The issue of Paul working with his hands, which comes up in a variety of Pauline texts, and also in Acts (cf. Acts 20.33; 2 Thess. 3.7-10; 1 Tim. 5.17; 2 Tim. 3.7-10, and also the general discussion in 1 Cor. 9), is treated in the translated essay by Yann Redalie (pp. 282ff.). The elders in Ephesus are exhorted to follow Paul in regard to this practice, which is part of the largely exhortation towards imitatio Pauli. The motive given for such imitation in Acts 20 is so that the weak may be provided for. In the letters Paul says the rationale is so Paul may offer the Gospel freely and without charge, but it is possible there were several motivating factors for why Paul did this from time to time.

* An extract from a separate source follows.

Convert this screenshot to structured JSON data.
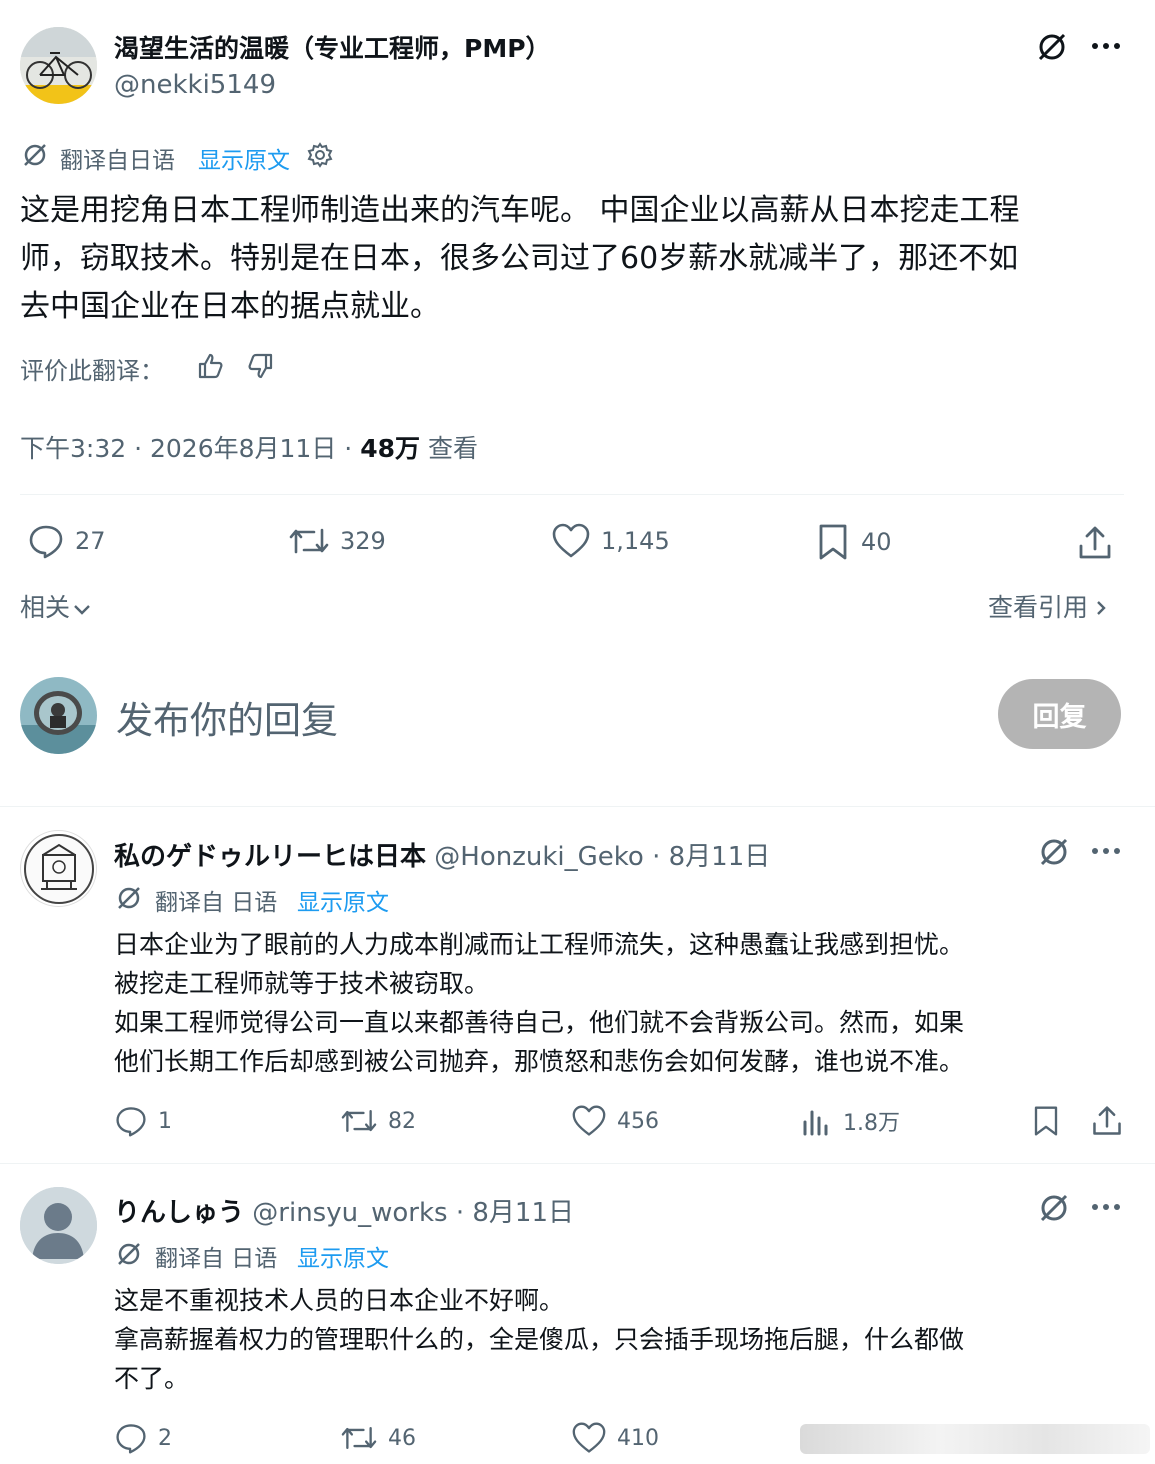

There is in addition in Acts the agraphon of Jesus, found in no Gospel— ‘it is more blessed to give than to receive’ as a further motivating factor.
Where Redalie goes wrong (p. 285) is in seeing 1 Tim. 5.17-19 as at odds with Acts 20. In the Pastorals, elders are worthy of double honor, which may well mean double pay. But being worthy of pay, as all workmen are according to Jesus and Paul, is one thing, and accepting pay and support is another. It is a mistake to assume that Paul would not accept support under any circumstances because it was believed it would compromise his freedom and the free offer of the Gospel. Clearly, this idea doesn’t work in the face of the end of Philippians and 2 Cor. 8-9 where Paul is clear enough that he has received and accepted and used the support of the church in Philippi. The issue in Corinth is avoiding patronage. The Pastorals do stress that elders should not be lovers of money or money-grubbers but that is one thing, being paid for one’s work is another.
One of the real failings of the discussion in this essay is that there is not attempt to consider the remarks made in the context of patronage and clientage. But that is precisely the context is which: 1) Paul speaks in 1 Corinthians, as he tries to avoid patronage; and 2) why he speaks as he does about work and not being a sponge on others in the Thessalonian correspondence. In other words, he has converts who are clients, and happy to be dependent on others when they are able to work. Paul is busily circumventing this whole system of circumventing work, or co-opting and domesticating teachers and preachers by making them paid employees of some patron. Paul is providing a model to imitate when it comes to the issues of work, patrons, and clients. This can be a model for the whole community, but there is a stress in the Pastorals and in Acts that it is a model for leaders. N.B. that it is characteristic of false teachers and false prophets (see the Didache) that they are in it for the money or support, or hospitality.